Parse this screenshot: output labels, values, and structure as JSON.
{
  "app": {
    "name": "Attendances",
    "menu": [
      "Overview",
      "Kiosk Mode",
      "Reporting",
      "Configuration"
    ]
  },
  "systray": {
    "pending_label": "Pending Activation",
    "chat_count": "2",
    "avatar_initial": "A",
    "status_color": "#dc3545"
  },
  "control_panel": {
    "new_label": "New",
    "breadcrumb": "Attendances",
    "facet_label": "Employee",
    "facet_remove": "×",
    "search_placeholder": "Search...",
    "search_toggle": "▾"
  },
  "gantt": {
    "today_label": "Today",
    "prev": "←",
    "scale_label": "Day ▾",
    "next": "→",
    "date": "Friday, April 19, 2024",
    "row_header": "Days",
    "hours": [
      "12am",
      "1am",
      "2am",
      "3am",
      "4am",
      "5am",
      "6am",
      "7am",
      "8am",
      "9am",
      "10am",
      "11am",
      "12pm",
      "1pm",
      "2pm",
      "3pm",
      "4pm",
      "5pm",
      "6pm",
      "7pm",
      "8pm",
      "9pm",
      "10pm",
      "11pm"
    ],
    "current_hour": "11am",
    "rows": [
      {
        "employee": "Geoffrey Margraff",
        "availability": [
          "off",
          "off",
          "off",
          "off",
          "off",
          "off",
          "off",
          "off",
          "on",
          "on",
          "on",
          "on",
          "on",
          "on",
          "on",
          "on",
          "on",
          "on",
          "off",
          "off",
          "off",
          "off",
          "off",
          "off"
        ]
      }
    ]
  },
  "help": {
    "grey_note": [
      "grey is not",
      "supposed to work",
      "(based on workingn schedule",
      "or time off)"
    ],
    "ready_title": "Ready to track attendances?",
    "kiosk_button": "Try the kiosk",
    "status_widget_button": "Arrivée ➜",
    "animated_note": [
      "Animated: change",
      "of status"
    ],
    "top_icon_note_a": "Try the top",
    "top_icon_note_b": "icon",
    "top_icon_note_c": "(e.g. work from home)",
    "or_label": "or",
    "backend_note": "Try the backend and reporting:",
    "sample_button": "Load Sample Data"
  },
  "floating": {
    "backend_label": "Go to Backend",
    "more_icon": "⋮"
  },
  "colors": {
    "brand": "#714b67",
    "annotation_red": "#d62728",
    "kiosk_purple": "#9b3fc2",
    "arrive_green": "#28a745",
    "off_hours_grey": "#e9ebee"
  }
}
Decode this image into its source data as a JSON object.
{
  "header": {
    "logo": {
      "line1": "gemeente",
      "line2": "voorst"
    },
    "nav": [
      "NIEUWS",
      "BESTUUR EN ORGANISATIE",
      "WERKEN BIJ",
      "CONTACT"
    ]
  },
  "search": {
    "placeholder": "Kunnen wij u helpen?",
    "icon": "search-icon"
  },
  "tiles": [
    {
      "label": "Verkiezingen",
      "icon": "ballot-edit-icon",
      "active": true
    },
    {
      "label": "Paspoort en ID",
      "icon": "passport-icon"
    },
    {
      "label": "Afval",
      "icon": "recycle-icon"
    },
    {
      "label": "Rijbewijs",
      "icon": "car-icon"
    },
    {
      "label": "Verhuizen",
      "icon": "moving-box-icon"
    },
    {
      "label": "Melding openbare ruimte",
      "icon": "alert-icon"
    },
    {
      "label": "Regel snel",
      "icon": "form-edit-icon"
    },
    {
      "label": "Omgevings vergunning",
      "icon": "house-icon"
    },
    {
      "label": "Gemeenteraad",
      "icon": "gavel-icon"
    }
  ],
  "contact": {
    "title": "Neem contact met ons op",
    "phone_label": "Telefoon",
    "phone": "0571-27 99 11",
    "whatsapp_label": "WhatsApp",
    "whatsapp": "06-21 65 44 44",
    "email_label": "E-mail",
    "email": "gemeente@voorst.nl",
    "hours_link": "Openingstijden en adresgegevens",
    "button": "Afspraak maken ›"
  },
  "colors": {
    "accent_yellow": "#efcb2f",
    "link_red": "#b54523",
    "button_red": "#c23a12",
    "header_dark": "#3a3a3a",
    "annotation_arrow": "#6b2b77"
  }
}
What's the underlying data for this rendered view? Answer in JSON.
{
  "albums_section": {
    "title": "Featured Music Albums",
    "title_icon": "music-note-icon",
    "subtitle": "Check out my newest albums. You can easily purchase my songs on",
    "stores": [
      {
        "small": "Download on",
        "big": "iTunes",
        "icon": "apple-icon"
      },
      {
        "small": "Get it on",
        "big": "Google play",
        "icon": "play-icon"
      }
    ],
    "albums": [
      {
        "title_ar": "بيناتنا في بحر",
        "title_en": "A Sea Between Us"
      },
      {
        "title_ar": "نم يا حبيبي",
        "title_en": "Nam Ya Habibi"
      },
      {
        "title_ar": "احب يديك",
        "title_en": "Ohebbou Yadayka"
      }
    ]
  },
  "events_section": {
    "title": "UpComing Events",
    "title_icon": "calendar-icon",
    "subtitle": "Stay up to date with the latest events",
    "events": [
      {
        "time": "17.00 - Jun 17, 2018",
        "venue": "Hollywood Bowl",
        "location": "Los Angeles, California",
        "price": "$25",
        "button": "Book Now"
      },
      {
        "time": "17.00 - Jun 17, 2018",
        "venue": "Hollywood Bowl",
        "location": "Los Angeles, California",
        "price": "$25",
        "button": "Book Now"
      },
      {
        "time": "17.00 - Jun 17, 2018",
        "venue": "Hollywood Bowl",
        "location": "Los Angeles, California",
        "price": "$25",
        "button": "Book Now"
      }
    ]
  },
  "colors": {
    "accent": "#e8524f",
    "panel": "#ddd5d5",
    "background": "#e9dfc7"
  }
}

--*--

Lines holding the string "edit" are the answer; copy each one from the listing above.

      "icon": "ballot-edit-icon",
      "icon": "form-edit-icon"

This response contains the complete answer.